Buckley, C., Field, M., Vu, T. M., Brennan, A., Greenfield, T. K., Meier, P. S. , Nielsen, A., Probst, C., Shuper, P. A. and Purshouse, R. C. (2022) An integrated dual process simulation model of alcohol use behaviours in individuals, with application to US population-level consumption, 1984-2012. Addictive Behaviors, 124, 107094. (doi: 10.1016/j.addbeh.2021.107094) (PMID:34530207)

[img] Text
249956.pdf - Published Version
Available under License Creative Commons Attribution Non-commercial No Derivatives.

621kB

Abstract

Introduction: The Theory of Planned Behaviour (TPB) describes how attitudes, norms and perceived behavioural control guide health behaviour, including alcohol consumption. Dual Process Theories (DPT) suggest that alongside these reasoned pathways, behaviour is influenced by automatic processes that are determined by the frequency of engagement in the health behaviour in the past. We present a computational model integrating TPB and DPT to determine drinking decisions for simulated individuals. We explore whether this model can reproduce historical patterns in US population alcohol use and simulate a hypothetical scenario, “Dry January”, to demonstrate the utility of the model for appraising the impact of policy interventions on population alcohol use. Method: Constructs from the TPB pathway were computed using equations from an existing individual-level dynamic simulation model of alcohol use. The DPT pathway was initialised by simulating individuals’ past drinking using data from a large US survey. Individuals in the model were from a US population microsimulation that accounts for births, deaths and migration (1984-2015). On each modelled day, for each individual, we calculated standard drinks consumed using the TPB or DPT pathway. In each year we computed total population alcohol use prevalence, frequency and quantity. The model was calibrated to alcohol use data from the Behavioral Risk Factor Surveillance System (BRFSS) (1984-2004). Results: The model was a good fit to prevalence and frequency but a poorer fit to quantity of alcohol consumption, particularly in males.

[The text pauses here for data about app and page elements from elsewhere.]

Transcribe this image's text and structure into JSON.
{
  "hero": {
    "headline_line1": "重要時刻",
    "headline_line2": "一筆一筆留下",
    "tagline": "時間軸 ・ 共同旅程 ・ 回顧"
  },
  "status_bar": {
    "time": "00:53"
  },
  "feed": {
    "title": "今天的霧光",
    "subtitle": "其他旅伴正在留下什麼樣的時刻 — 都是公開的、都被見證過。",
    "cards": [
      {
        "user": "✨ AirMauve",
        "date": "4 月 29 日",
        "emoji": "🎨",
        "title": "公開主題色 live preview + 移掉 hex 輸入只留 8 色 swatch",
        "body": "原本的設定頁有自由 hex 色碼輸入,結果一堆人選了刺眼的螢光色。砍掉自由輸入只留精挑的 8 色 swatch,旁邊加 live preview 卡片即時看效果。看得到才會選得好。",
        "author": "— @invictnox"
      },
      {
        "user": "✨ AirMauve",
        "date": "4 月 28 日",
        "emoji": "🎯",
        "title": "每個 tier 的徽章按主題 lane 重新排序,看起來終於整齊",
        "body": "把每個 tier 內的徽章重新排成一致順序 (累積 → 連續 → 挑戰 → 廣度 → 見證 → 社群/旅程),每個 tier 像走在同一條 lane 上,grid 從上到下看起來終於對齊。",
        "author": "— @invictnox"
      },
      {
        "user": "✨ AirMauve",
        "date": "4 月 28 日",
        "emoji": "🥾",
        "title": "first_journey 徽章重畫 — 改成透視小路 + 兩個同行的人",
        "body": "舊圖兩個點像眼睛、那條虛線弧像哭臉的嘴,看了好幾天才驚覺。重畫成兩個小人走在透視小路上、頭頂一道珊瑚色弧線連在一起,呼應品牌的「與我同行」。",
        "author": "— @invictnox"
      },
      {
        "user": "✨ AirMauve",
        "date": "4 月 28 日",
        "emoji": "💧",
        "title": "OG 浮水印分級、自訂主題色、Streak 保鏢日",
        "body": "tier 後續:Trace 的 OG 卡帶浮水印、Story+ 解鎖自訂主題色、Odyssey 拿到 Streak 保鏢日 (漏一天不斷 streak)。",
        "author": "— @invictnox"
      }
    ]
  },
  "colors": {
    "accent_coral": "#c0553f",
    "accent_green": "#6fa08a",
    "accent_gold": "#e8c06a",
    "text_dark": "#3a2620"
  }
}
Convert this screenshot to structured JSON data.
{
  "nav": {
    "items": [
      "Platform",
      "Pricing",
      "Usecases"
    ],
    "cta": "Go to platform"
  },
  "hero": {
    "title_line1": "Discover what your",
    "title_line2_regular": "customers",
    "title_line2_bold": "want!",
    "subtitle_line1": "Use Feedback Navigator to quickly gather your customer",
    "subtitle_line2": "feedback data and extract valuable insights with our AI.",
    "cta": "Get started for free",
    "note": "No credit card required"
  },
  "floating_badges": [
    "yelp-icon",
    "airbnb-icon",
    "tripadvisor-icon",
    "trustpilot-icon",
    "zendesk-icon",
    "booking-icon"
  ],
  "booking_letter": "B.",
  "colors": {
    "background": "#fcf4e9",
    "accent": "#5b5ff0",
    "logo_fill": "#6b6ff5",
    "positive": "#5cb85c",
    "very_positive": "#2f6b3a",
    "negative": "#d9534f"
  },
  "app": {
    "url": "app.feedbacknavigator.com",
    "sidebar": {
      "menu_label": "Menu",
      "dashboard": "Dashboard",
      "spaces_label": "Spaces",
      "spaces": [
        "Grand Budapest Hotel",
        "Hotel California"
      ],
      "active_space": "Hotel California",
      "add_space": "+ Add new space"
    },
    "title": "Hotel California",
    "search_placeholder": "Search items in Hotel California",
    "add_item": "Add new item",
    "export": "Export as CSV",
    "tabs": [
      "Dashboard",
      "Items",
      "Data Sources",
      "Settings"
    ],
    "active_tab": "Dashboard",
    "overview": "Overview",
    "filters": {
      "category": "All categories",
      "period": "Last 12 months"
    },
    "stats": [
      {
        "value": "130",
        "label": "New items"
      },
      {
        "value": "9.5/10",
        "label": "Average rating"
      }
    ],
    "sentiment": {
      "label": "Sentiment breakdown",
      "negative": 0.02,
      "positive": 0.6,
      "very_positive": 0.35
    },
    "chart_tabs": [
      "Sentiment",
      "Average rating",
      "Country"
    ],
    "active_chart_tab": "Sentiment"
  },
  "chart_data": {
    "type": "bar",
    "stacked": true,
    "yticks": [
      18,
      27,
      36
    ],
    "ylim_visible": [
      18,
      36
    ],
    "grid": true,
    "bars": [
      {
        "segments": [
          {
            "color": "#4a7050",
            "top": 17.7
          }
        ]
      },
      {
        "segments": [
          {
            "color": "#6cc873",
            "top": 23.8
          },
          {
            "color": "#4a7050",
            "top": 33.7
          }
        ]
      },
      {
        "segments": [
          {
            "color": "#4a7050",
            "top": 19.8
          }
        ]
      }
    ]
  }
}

Simulating Dry January in each year led to a small to moderate reduction in annual population drinking. Conclusion: This study provides further evidence, at the whole population level, that a combination of reasoned and implicit processes are important for alcohol use. Alcohol misuse interventions should target both processes. The integrated TPB-DPT simulation model is a useful tool for estimating changes in alcohol consumption following hypothetical population interventions.

Item Type:Articles
Status:Published
Refereed:Yes
Glasgow Author(s) Enlighten ID:Meier, Professor Petra
Creator Roles:
Meier, P. S.Conceptualization, Writing – review and editing
Authors: Buckley, C., Field, M., Vu, T. M., Brennan, A., Greenfield, T. K., Meier, P. S., Nielsen, A., Probst, C., Shuper, P. A., and Purshouse, R. C.
College/School:College of Medical Veterinary and Life Sciences > Institute of Health and Wellbeing > MRC/CSO SPHSU
Journal Name:Addictive Behaviors
Publisher:Elsevier
ISSN:0306-4603
ISSN (Online):1873-6327
Published Online:22 August 2021
Copyright Holders:Copyright © 2021 The Authors
First Published:First published in Addictive Behaviors 124: 107094
Publisher Policy:Reproduced under a Creative Commons License

University Staff: Request a correction | Enlighten Editors: Update this record